Where did that island come from? Winter vision.

Great Head and Sand Beach, a view that will be hidden when the leaves are out.

Great Head and Sand Beach, a view that will be hidden when the leaves are out.

I see things in winter I don’t see any other time of the year, and I don’t mean snow and ice. The leaves are off the trees, the brush and undergrowth of the forest is under snow, and you can simply see further.

Driving along a road that in summer is shady with tall densely leaved oaks has its own sense of wonder, but right now, I can see for miles and miles.

One focuses differently in the winter. There is far-sightedness, an openness that comes with seeing through the trees to the ocean horizon, and to that island, that in summer is hidden from view.

It is a bigger picture. Being on the water in a boat is similar. Both create a sense of having no boundaries.

This winter view is clear and unobstructed. The crow above me has a piece of frozen bread or cookie in its beak. He is tapping it against the branch he sits on–I don’t know why, perhaps to break it. I can see the sun on his feathers, and how he twists his head to tap the bread on different sides.

I can see deer browsing fifty yards deep in the woods, and the granite edge of a trail going up the face of Dorr Mountain.

Birds’ nests that were wisely built into a cover of leaves stand out black and sharp in the crotch of a branch.

We went nest spotting this weekend, finding five or six. Some had begun to fall apart, but they would not be used again anyway.

A few years ago I had taken one of these marvels of engineering to a naturalist to be identified. He refused to hand it back, telling me it is illegal to keep birds’ nests. This nest would soon have been a pile of twigs and grass that would be legal to take. But I had not been aware of the law, and have added it to my list of laws I do not understand, such as you cannot take an outdoor shower in the town of Mount Desert.

It is winter, though, and I do not want to shower outside. I want to see far and wide.

This is my winterview, and my reminder that life, while I am living it, is limitless.

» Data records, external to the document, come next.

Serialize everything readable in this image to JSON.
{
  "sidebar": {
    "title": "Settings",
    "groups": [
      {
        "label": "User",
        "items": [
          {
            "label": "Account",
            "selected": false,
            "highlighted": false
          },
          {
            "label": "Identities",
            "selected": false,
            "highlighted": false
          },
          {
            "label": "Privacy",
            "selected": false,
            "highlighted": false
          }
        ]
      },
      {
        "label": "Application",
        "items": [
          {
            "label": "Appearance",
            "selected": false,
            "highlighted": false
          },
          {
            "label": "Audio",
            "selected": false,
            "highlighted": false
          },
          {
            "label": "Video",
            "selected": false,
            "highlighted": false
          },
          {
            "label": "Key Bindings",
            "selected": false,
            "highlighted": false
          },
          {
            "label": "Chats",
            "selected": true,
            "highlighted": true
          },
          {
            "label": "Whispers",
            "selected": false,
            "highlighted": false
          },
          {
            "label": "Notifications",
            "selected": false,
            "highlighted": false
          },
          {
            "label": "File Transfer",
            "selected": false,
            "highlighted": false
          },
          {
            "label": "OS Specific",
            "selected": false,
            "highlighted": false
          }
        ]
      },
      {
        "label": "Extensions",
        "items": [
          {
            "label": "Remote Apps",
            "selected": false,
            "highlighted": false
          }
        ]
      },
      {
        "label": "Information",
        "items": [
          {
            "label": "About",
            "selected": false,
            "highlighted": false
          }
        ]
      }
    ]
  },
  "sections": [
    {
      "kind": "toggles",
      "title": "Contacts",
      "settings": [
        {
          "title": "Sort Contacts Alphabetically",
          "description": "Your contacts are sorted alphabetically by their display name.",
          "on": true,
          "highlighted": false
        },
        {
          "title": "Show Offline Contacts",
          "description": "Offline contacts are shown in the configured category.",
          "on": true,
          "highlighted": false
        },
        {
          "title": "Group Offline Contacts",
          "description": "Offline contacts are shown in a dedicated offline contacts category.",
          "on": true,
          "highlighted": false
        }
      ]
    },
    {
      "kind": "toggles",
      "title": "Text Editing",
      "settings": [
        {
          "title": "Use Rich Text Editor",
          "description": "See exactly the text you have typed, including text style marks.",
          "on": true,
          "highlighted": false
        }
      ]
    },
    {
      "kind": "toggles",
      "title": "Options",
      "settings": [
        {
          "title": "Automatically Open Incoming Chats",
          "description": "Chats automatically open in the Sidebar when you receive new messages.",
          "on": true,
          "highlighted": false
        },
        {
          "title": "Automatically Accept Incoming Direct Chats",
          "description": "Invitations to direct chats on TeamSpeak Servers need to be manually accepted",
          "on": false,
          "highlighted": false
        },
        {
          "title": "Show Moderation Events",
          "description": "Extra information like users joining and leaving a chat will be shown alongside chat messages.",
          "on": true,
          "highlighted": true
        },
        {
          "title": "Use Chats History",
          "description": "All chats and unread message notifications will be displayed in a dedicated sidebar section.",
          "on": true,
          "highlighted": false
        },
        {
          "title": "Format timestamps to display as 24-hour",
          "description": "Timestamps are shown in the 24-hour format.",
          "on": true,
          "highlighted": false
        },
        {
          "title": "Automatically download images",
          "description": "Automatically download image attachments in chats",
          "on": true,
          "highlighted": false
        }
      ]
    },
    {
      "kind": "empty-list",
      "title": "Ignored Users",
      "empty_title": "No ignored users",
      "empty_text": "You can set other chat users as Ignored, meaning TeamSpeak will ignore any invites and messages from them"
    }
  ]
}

The Beehive near Satterlee Sand Beach

The Beehive near Satterlee Sand Beach, through the trees.


Karen O. Zimmermann

About Karen O. Zimmermann

Karen O. Zimmermann savors chance encounters with people throughout the state of Maine, and is endlessly delighted with the tales they have to share.